She was owned by the Mahoning Steamship Co of Cleveland, operating on the Great Lakes and commanded by Captain W.A. Black.
Between 7 and 10 November, 1913, a storm of hurricane proportions swept across the Great Lakes. It later became known as the "Big Blow', "Freshwater Fury' or 'White Hurricane'.
The Great Lakes Basin and Canadian province of Ontario suffered the brunt of the storm, which peaked on 9 November, smashing and overturning ships on four of the five Great Lakes (especially Lake Huron).
Slow weather reports contributed to shipping being caught unaware.
When the storm blew out 250 people were dead, 19 ships destroyed, and 19 ships disabled. The shipping and cargo losses amounted to $5 million (probably $100 million in today's currency).
The genesis of the storm demonstrates remarkable similarities to storms off the Wild Coast.
The Great Lakes have relatively warm water for that time of year. Cold Fronts converged with the warm water creating gale force winds and waves up to 35 ft in height.
Cold Fronts moving up the Cape coast in winter months converge with the warm Agulhas current moving down the coast. As in the case of the Great Lakes storm, gale force winds and waves up to 35 ft have been recorded.
After the storm had passed and people ventured out to witness the aftermath, those on the shores of Lake Huron discovered a remarkable sight.
A huge steel hull steamer was was seen to be floating upside down.
But no one knew which of the lost steamers this was. Speculation ran rife in the press for a few days until on 15 November a hard-hat diver by the name of William Baker from the tug Sport, eased himself down the steel hull and emerged with the news:
"She is the SS Charles S. Price"
Two days later the steamer succumbed to the waters and slid to the bottom.
Salvage attempts were unsuccessful.
The engine room gauges panel from the Charles S. Price was recovered and restored and now resides in the Port Huron Museum.
The Waratah sailed into similar seas on the 27 July (the gale gaining in severity into 28 July) and one Waratah theory suggests that she turned turtle and floated for a period of time before foundering.

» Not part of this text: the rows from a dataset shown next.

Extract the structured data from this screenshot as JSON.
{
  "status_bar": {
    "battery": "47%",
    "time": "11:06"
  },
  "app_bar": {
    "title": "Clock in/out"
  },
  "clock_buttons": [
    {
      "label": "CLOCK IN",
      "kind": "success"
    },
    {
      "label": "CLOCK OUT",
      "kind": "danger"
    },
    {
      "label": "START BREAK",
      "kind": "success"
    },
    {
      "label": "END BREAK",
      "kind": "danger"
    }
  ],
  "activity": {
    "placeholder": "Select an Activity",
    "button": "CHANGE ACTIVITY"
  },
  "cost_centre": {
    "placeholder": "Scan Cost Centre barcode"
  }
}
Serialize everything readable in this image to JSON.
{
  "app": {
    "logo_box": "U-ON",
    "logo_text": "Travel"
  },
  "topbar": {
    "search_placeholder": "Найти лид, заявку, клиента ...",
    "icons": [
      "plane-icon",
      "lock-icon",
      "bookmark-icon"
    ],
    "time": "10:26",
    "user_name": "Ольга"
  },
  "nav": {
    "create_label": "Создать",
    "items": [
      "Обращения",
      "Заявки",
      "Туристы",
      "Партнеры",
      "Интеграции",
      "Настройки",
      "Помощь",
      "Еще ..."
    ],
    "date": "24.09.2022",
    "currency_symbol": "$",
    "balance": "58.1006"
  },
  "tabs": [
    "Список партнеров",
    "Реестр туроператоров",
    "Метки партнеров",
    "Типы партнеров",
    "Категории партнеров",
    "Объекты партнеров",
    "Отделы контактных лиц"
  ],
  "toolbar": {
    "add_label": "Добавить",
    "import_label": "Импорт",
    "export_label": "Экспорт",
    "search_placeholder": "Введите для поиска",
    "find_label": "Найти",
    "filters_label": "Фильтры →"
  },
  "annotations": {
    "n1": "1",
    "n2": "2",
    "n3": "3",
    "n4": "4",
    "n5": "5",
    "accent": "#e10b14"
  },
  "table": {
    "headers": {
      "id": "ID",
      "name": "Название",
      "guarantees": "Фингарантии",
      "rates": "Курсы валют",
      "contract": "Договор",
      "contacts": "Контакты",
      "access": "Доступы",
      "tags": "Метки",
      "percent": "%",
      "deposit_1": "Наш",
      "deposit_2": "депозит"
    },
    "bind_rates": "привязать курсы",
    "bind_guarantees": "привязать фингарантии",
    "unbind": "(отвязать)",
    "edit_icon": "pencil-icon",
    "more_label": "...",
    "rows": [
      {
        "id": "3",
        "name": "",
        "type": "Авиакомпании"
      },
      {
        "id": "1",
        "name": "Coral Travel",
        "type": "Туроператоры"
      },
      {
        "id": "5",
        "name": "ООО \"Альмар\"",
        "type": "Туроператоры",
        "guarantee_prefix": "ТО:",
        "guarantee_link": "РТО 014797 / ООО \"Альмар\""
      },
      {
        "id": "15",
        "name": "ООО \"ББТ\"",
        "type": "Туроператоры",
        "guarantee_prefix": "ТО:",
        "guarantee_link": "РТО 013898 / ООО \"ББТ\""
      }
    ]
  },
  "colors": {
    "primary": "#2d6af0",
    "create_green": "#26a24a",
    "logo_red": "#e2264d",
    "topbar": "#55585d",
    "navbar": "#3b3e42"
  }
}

The Waratah, if this were the case, would have been subjected to the swift and powerful Agulhas current and drifted beyond the areas initially searched.
However, there is one vital difference between the Charles S. Price and the Waratah.
The Charles S. Price had only one screw (propeller) which implies that if her engine failed she would have been at the mercy of the storm and possibly struck broadside, causing her to turn turtle.
The Waratah, on the other hand, had twin engines and screws and should one of the engines have failed, she still had another to keep her bow into the oncoming waves.
A story from the Great Lakes storm highlights the horror as follows:
The barge Plymouth towed by the tug James H. Martin, dropped anchor when the storm hit.
The tug steamed to shelter.
But when the tug returned two days later the Plymouth and her seven crew had disappeared.
One of the seven, Christopher Keenan had scribbled a message which he placed in a bottle. This bottle was found on the eastern shore of Lake Michigan.
The message read:
"Dear Wife and Children: We were left here in Lake Michigan by McKinnon, captain of the James H. Martin tug, at anchor. He went away and never said good-bye or anything to us. Lost one man last night. We have been out in the storm 40 hours. Good-bye dear ones, I might see you in heaven. Pray for me --- Christ K.I felt so bad I had another man write for me. Huebel owes $35.00, so you can get it. Good-bye forever."
One shudders to imagine the fear that overwhelmed this man and others trapped on the Great Lakes awaiting their moment of 'execution'.
|SS Charles Price - turned turtle|